From Plains to Plate: The Future of Food in South Australia
Wednesday 10 February 2010
AUDIO recording now available here (mp3 format 30MB)
Food writer and former restaurateur Gay Bilson will lead a small panel, including permaculture farmer and educator Graham Brookman and community food systems expert Clare Nettle in the public opening of 'From Plains to Plate: the Future of Food in South Australia'.
From Plains to Plate is a
convergence of ideas and skills from community, business and government
focussed on strengthening South Australia's food systems in the face of
intensifying environmental, social and economic challenges.
Like the best meals, the public forum and convergence will combine creativity, passion and skill with the freshest ideas for sustaining and growing South Australia's rich food legacy into the future.
For further information and bookings for other convergence events please contact Narelle Walker on 0432 982 213 or firstname.lastname@example.org.
Gay Bilson was for 25 years (1973-1998) a restaurateur and cook in Sydney, centrally, as owner of Berowra Waters Inn for 18 years. She has created and directed several events centred on food and community, often for the Adelaide Festival, and was an associate director under Peter Sellars for this festival in 2002, producing programs such as Nourish (feeding patients in a large public hospital) and The Edible Library. In 2004 she directed Eating the City, a large community project created by the Spanish food artist and psychologist Alicia Rios, for the City of Melbourne. As an extension of this project, she recorded oral histories with the communities who took part.
In 2003 she was the recipient of an Asialink residency, spending 3 months in Sri Lanka studying its foodways.
She is the author of Plenty: Digressions on Food (Penguin 2004). Plenty won the Nita B. Kibble Prize for Women's Life Writing and was named The Age Book of the Year in 2005.
Her most recent book is On Digestion (Melbourne University Publishing, 2008), one of a series of essays in MUP's 'Little Books on Big Themes' series. In this extended essay she questions many of the assumptions we make about agriculture, produce and dining in Australia.
She is a frequent contributor to The Monthly and often writes for Australian Book Review.
Gay lives in rural South Australia, believing, with Cicero, that 'If you have a garden and a library you have everything you need,' except that, 2000 years later, she would add water and the internet to these requirements.
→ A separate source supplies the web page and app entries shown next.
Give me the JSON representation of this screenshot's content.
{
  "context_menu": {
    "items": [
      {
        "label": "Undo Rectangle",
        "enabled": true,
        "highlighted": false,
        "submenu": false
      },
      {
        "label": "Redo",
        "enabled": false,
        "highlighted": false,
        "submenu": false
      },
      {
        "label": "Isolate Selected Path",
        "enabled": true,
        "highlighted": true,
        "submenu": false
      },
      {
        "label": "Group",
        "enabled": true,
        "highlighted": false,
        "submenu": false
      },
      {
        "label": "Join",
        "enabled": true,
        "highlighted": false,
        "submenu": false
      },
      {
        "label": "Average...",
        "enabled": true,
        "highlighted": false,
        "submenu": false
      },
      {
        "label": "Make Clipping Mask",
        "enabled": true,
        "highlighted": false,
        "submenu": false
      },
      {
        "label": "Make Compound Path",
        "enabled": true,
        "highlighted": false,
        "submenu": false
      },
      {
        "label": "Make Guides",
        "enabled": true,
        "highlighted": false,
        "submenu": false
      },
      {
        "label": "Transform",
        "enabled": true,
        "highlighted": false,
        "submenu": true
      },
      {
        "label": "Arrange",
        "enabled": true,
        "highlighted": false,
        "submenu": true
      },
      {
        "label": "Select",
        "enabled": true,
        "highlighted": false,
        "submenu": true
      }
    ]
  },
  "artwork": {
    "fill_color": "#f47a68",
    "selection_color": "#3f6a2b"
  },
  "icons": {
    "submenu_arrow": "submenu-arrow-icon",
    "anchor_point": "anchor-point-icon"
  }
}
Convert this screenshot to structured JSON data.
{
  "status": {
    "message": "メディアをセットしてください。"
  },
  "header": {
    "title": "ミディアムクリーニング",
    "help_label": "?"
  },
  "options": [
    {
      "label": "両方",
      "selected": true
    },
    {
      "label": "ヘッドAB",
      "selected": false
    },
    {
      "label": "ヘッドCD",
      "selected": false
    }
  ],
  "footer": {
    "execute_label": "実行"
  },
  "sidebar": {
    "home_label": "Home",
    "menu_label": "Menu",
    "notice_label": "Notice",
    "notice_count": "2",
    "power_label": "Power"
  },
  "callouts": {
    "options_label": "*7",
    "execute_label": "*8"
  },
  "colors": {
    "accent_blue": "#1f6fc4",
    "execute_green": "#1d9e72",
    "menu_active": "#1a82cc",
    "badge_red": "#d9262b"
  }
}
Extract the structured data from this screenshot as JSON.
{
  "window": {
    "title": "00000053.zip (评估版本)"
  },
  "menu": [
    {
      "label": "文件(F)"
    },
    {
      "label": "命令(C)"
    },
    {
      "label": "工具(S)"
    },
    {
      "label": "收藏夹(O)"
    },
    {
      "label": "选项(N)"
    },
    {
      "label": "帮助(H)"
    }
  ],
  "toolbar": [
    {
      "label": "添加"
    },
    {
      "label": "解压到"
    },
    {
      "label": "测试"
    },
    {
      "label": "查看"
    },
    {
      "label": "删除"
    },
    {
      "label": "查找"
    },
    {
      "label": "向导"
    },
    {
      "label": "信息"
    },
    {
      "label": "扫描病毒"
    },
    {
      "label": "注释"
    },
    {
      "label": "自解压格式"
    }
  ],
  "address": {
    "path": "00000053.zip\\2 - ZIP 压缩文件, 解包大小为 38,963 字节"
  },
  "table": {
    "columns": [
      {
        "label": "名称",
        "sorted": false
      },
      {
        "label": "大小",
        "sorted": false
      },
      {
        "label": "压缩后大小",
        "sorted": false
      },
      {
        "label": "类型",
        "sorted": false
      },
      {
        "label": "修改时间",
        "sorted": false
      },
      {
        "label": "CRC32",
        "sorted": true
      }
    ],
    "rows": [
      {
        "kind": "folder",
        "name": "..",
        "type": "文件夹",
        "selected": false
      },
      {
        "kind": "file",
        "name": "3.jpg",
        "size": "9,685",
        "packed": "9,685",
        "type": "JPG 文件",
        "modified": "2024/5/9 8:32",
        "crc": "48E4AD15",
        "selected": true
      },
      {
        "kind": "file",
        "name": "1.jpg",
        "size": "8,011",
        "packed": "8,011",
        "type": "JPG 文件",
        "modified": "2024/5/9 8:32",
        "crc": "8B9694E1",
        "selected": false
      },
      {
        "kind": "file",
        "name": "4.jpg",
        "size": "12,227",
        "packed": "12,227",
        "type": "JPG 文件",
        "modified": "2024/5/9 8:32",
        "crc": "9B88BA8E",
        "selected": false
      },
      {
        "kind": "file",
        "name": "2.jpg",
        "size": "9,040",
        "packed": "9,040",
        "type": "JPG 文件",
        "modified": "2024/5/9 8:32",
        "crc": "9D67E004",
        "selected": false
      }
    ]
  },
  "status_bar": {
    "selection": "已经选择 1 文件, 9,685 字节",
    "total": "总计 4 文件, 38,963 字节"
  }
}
Graham Brookman is, with his wife Annemarie, co-creator of The Food Forest, a certified organic farm and learning centre established to test and demonstrate the permaculture design system for sustainable human occupation of the planet.
He has travelled and worked widely and had a long career with the University of Adelaide, where he still delivers guest lectures.
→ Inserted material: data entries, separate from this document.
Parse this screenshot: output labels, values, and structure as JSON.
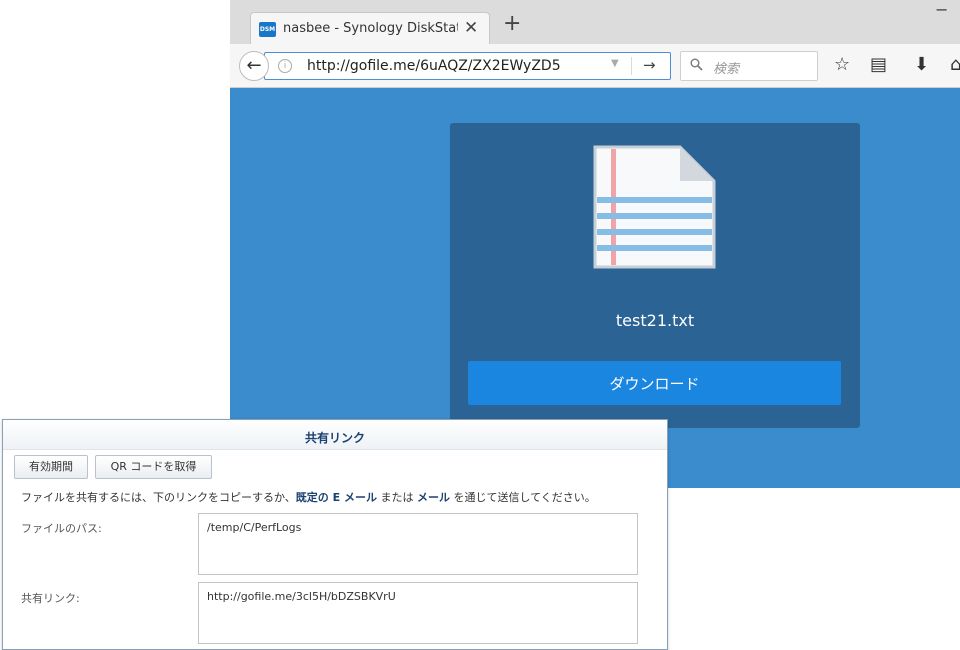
{
  "browser": {
    "tab": {
      "favicon": "DSM",
      "title": "nasbee - Synology DiskStati",
      "close": "✕"
    },
    "new_tab": "+",
    "minimize": "−",
    "back": "←",
    "url": "http://gofile.me/6uAQZ/ZX2EWyZD5",
    "url_dropdown": "▼",
    "go": "→",
    "search_placeholder": "検索",
    "toolbar_icons": {
      "bookmark": "☆",
      "reader": "▤",
      "download": "⬇",
      "home": "⌂"
    }
  },
  "share_page": {
    "filename": "test21.txt",
    "download_label": "ダウンロード"
  },
  "dialog": {
    "title": "共有リンク",
    "validity_button": "有効期間",
    "qr_button": "QR コードを取得",
    "info_prefix": "ファイルを共有するには、下のリンクをコピーするか、",
    "info_link_default_email": "既定の E メール",
    "info_mid": " または ",
    "info_link_email": "メール",
    "info_suffix": " を通じて送信してください。",
    "path_label": "ファイルのパス:",
    "path_value": "/temp/C/PerfLogs",
    "link_label": "共有リンク:",
    "link_value": "http://gofile.me/3cl5H/bDZSBKVrU"
  },
  "colors": {
    "page_background": "#3b8ccd",
    "card": "#2b6494",
    "download_button": "#1a86e0",
    "dialog_title": "#1b4170"
  }
}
In winning the titles of Australia's 'Best Organic Producer' and the
'Leadership through sustainable industry' award in the South Australian
Premier's Food Awards (twice) The Food Forest directs
attention to sustainability and food security.
Graham and Annemarie teach a range of short courses on their property
including topics such as 'Organic Vegetable Growing', 'Orchard Design',
'Poultry Production', 'Permaculture Design',
'Water for Home and Garden' and 'Composting Toilet and Reedbed Systems'.
He writes occasional articles for such magazines as 'Organic Gardener'
and undertakes consultancies for schools, individuals and organisations
interested in designing sustainable homes, properties and
Graham is heavily involved in his local community through committee membership of the Regional Natural Resources Centre.
He is the founding Chairman of the Adelaide Showground Farmers Market.
Clare Nettle: Community garden advocate, community food
systems consultant and researcher. Author, Growing Community: Starting and
Nurturing Community Gardens (CANH, SA Health 2009),
described by an American Community Garden Network organiser as "maybe the best community gardening guide in the English speaking world".
Clare has been involved with running an organic food co-op for over 10 years.
Her research interests include community food systems, social movements, and community strategies for social and environmental change. She has an academic background including Masters research on organic food networks, and doctoral thesis on the Australian community gardening movement will be completed just after the Food Convergence. She is also an executive member of the Australian City Farms and Community Gardens Network. www.communitygarden.org.au.
While the views presented by speakers within the Hawke Centre public program are their own and are not necessarily those of either the University of South Australia or The Hawke Centre, they are presented in the interest of open debate and discussion in the community and reflect our themes of: strengthening our democracy - valuing our diversity - and building our future.